o   Numerous studies have found no link between vaccination and autism.  In 2004, a groundbreaking study from the Institute of medicine found that thimerosal (a preservative in vaccines) does not cause autism.

Have specific questions about vaccine and the importance of them?  Speak with your doctor to get accurate information or look at the CDC’s website.

If you need vaccines, have questions regarding allergy to vaccines, or have questions about vaccines, contact us and we'll help! Want more specific advice on vaccination with one of New York’s Top Allergist?  Visit our website http://www.gramercyallergy.com or click here to schedule an appointment online.

Tuesday, August 4, 2015

How Can You Conquer Exercise Induced Asthma?

The benefits of exercising outside are many.   Conquering a hill or moving against the wind can intensifies a workout.   Not only is the workout harder, but recent studies suggest that exercising outdoors over indoors boosts their mood and overall well being. The simple act of taking a walk outside increased participates self esteem, and energy while decreasing depression, anger and tension.
For many though, exercising outdoors and exercise in general is a potential trigger for asthma.  This is called exercise induced asthma.

Did you know?
  • About 12-15% of athletes  will have exercise induced asthma.
  • Allergic and non-allergic triggers of exercise induced asthma can trigger symptoms of cough, shortness of breath, chest tightness, and wheezing.  
  • Persons with exercise induced asthma often don't have regular asthma and often only have symptoms during exercise.  
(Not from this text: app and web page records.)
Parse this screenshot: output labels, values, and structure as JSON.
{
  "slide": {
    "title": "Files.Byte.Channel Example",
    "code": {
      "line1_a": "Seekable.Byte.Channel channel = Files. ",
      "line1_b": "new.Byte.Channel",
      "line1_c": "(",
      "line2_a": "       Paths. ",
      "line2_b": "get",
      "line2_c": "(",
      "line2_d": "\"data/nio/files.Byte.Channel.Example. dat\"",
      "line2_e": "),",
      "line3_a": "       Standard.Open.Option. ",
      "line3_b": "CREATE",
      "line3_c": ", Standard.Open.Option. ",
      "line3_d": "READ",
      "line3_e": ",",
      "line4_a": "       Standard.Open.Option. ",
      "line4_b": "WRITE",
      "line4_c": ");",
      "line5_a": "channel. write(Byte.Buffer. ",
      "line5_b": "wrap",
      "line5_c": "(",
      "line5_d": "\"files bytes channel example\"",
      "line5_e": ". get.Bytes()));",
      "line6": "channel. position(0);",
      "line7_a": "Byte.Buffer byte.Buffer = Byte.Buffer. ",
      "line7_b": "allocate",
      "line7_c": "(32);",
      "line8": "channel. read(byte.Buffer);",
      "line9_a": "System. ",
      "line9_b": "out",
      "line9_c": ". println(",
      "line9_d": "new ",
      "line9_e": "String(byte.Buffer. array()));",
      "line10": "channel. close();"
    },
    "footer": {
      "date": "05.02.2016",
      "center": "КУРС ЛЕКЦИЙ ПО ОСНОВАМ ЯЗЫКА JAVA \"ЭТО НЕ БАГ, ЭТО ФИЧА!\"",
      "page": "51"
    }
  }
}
How Do You Know If You Have Exercise Induced Asthma?  
Ask yourself a few simple questions.  If you answer yes, then speak with your Allergist about being screened.  
  • Do you have cough, chest tightness or SOB associated only with exercise?
  • Does going outside on a cold day trigger a cough?
  • Are you sensitive to cold temperatures and dry air? 
  • Does air pollutants (tobacco smoke car pollution, and air quality issues) trigger symptoms?
How Are you Diagnosed with Exercise Induced Asthma?
  • See your allergist for a complete health history and testing.
  • Have a breathing test (Spirometry) done
  • A follow up test after exercise may be performed.
What Can You Do to Prevent Exercise Induced Asthma?
  • Warm up slowly to humidify the air in your lungs
  • Make sure you add a cool down period into your routine
  • Check pollen and air quality levels prior to heading out
  • Speak with your Allergist about setting up an individualized plan to prevent symptoms and keep you performing at your best!
Want more specific advice on exercise induced asthma with New York’s Top Allergist?  Visit our website http://www.gramercyallergy.com or click here to schedule an appointment online.

Want more information on Exercise Induced Asthma?